Sector Learned Society
Country United Kingdom
Start 03/2018 
End 02/2027
 
Description Verification of Learning-Enabled Cyber-Physical Systems
Amount $1,400,000 (USD)
Organisation Defense Advanced Research Projects Agency (DARPA) 
Sector Public
Country United States
Start 05/2018 
End 04/2022
 
Title MCMAS-P - A parameterised model checker for multi-agent systems 
Description The software enables the verification of unbounded multi-agent systems modelled in the language provided by the toolkit 
Type Of Technology Software 
Year Produced 2014 
Open Source License? Yes  
Impact Verification of several protocols of interest in networking and security. 
URL http://vas.doc.ic.ac.uk/software/extensions/
 
Title MCMAS_{PA} - A predicate abstraction model checker for multi-agent systems 
Description The toolkit provides an experimental predicate abstraction methodology for multi-agent systems 
Type Of Technology Software 
Year Produced 2015 
Open Source License? Yes  
Impact Preliminary work - research still ongoing 
URL http://vas.doc.ic.ac.uk/software/extensions/
 
Description Partecipation in World Economic Forum Meetings 
Form Of Engagement Activity Participation in an open day or visit at my research institution
Part Of Official Scheme? No
Geographic Reach International
Primary Audience Policymakers/politicians
Results and Impact I participated to a series of meetings held by the World Economic Forum (Dubai, Geneva) to highlight the need for AI to be assessed and trusted before it's deployed. I reported our research funded by this award and discussed the societal implications.
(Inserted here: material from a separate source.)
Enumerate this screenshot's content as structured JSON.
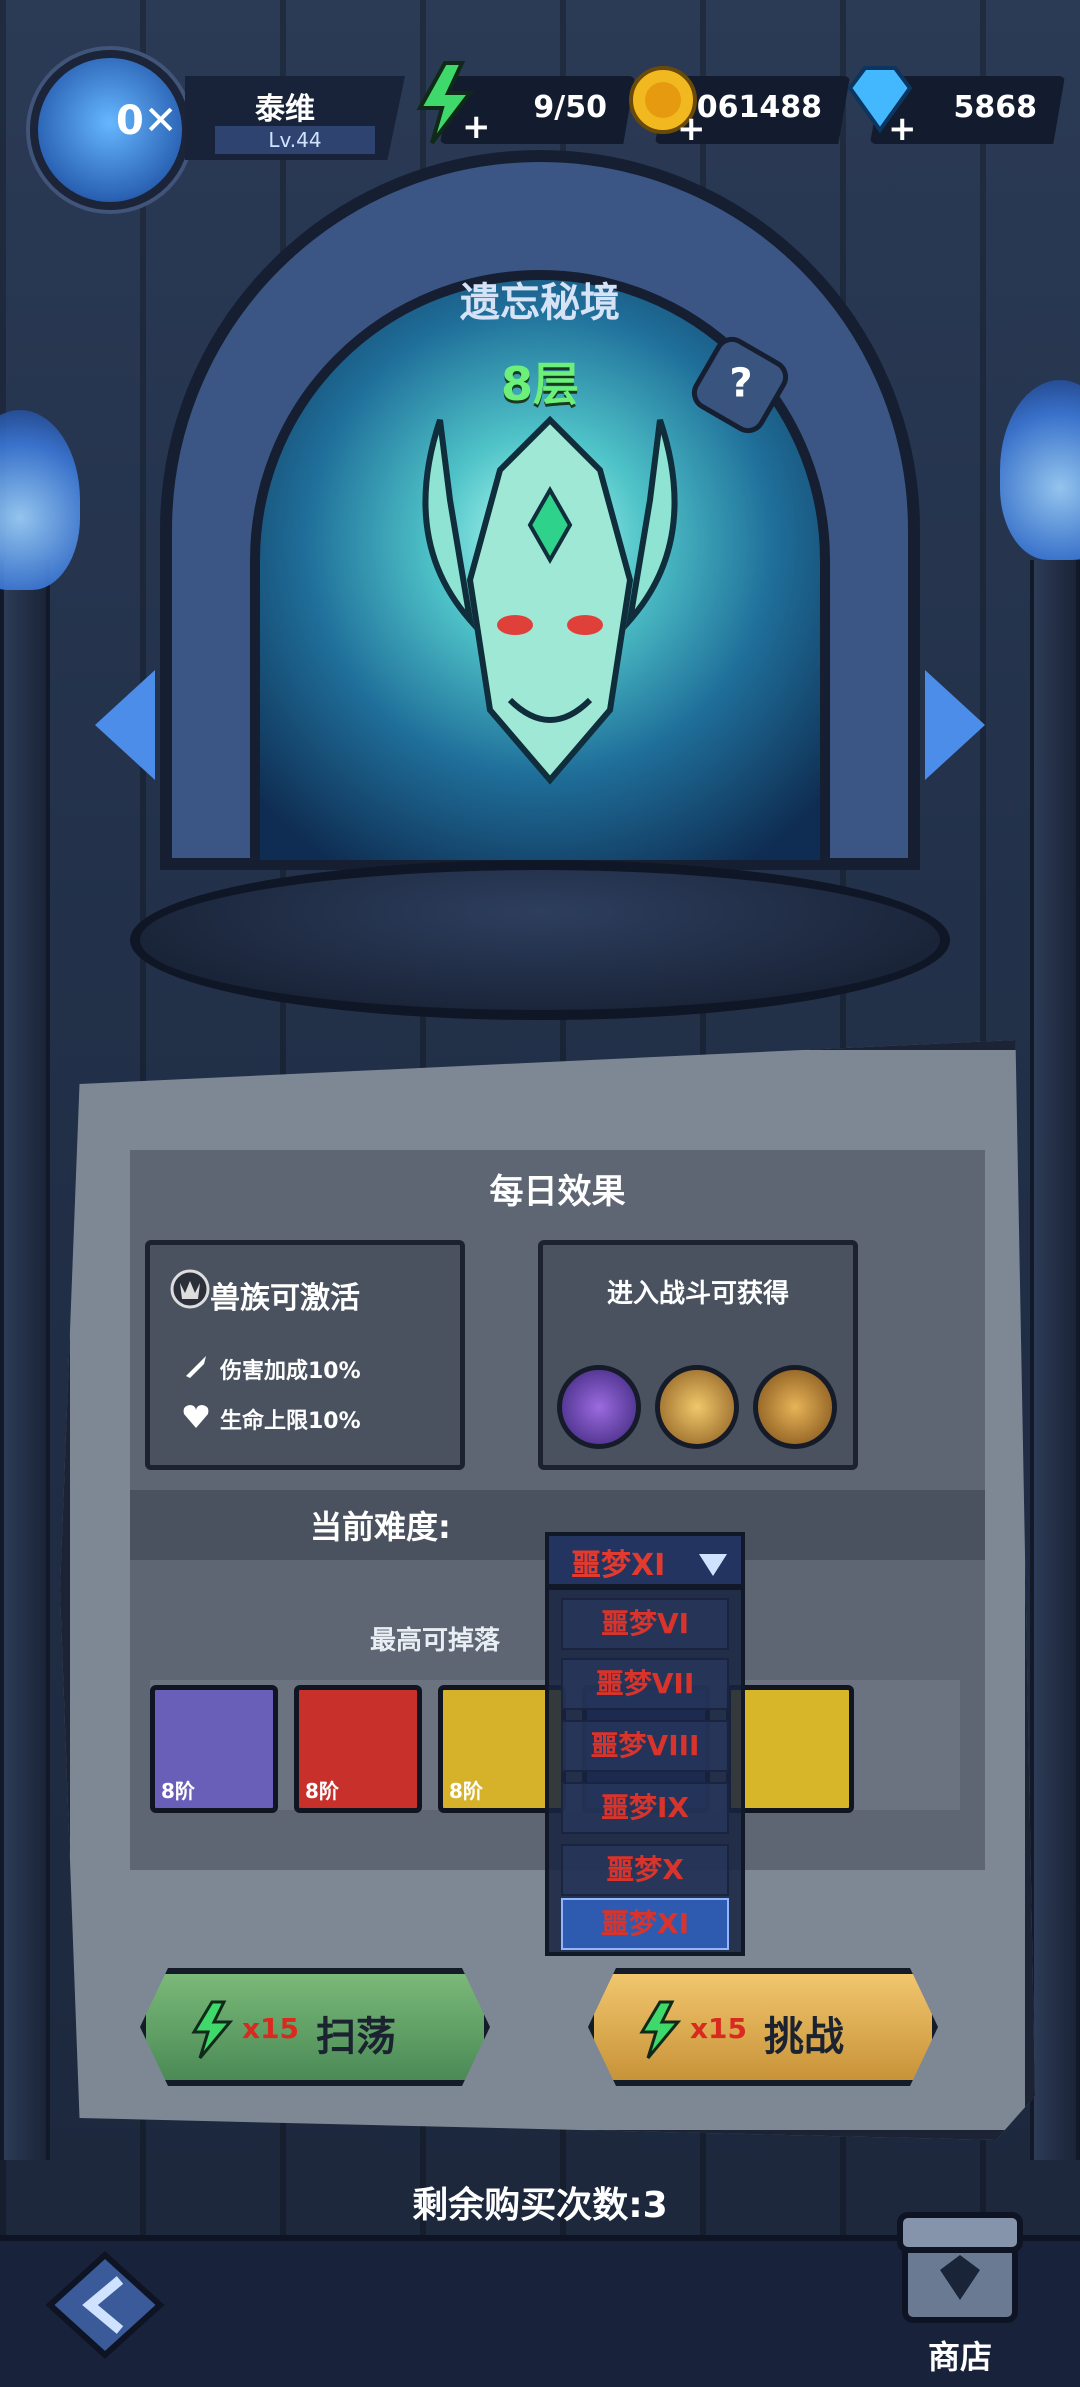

Year(s) Of Engagement Activity 2014,2015,2016,2017
 
Description Presentation at World Economic Forum (Geneva) 
Form Of Engagement Activity A talk or presentation
Part Of Official Scheme? No
Geographic Reach International
Primary Audience Industry/Business
Results and Impact Invited talk on risks and opportunities of AI/autonomous systems and how the research we carry out can inform us on this.
Year(s) Of Engagement Activity 2015
 
Description Talk at Foresight 2025 Event at Imperial College London 
Form Of Engagement Activity A talk or presentation
Part Of Official Scheme? No
Geographic Reach National
Primary Audience Industry/Business
Results and Impact Invited talk to Imperial College business partners on the opportunities offered by AI systems and Autonomous Systems and how the research carried out at College can help mitigating the risks. Workshop followed where the ideas from the presentation were discussed among delegates.
Year(s) Of Engagement Activity 2015
URL http://www.imperialtechforesight.com/